___ SUPPLIED MATERIAL

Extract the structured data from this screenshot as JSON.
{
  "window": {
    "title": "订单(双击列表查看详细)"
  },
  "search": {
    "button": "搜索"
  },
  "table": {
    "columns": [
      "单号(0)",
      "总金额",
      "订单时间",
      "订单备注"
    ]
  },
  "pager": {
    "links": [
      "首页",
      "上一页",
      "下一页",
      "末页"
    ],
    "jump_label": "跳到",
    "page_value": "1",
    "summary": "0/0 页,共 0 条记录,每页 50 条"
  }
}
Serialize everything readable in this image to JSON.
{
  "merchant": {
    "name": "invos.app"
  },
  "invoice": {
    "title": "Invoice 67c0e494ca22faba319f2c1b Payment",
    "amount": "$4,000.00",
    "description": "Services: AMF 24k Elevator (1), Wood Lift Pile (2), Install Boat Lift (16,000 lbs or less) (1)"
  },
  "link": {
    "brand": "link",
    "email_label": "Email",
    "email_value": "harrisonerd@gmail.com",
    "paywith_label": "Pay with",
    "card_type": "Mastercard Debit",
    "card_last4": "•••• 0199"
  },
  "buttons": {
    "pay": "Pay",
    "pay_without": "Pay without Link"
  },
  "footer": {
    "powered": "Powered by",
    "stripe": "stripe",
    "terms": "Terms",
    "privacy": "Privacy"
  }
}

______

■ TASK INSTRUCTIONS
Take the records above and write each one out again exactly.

■ WRITTEN RESPONSE
Extract the structured data from this screenshot as JSON.
{
  "window": {
    "title": "订单(双击列表查看详细)"
  },
  "search": {
    "button": "搜索"
  },
  "table": {
    "columns": [
      "单号(0)",
      "总金额",
      "订单时间",
      "订单备注"
    ]
  },
  "pager": {
    "links": [
      "首页",
      "上一页",
      "下一页",
      "末页"
    ],
    "jump_label": "跳到",
    "page_value": "1",
    "summary": "0/0 页,共 0 条记录,每页 50 条"
  }
}
Serialize everything readable in this image to JSON.
{
  "merchant": {
    "name": "invos.app"
  },
  "invoice": {
    "title": "Invoice 67c0e494ca22faba319f2c1b Payment",
    "amount": "$4,000.00",
    "description": "Services: AMF 24k Elevator (1), Wood Lift Pile (2), Install Boat Lift (16,000 lbs or less) (1)"
  },
  "link": {
    "brand": "link",
    "email_label": "Email",
    "email_value": "harrisonerd@gmail.com",
    "paywith_label": "Pay with",
    "card_type": "Mastercard Debit",
    "card_last4": "•••• 0199"
  },
  "buttons": {
    "pay": "Pay",
    "pay_without": "Pay without Link"
  },
  "footer": {
    "powered": "Powered by",
    "stripe": "stripe",
    "terms": "Terms",
    "privacy": "Privacy"
  }
}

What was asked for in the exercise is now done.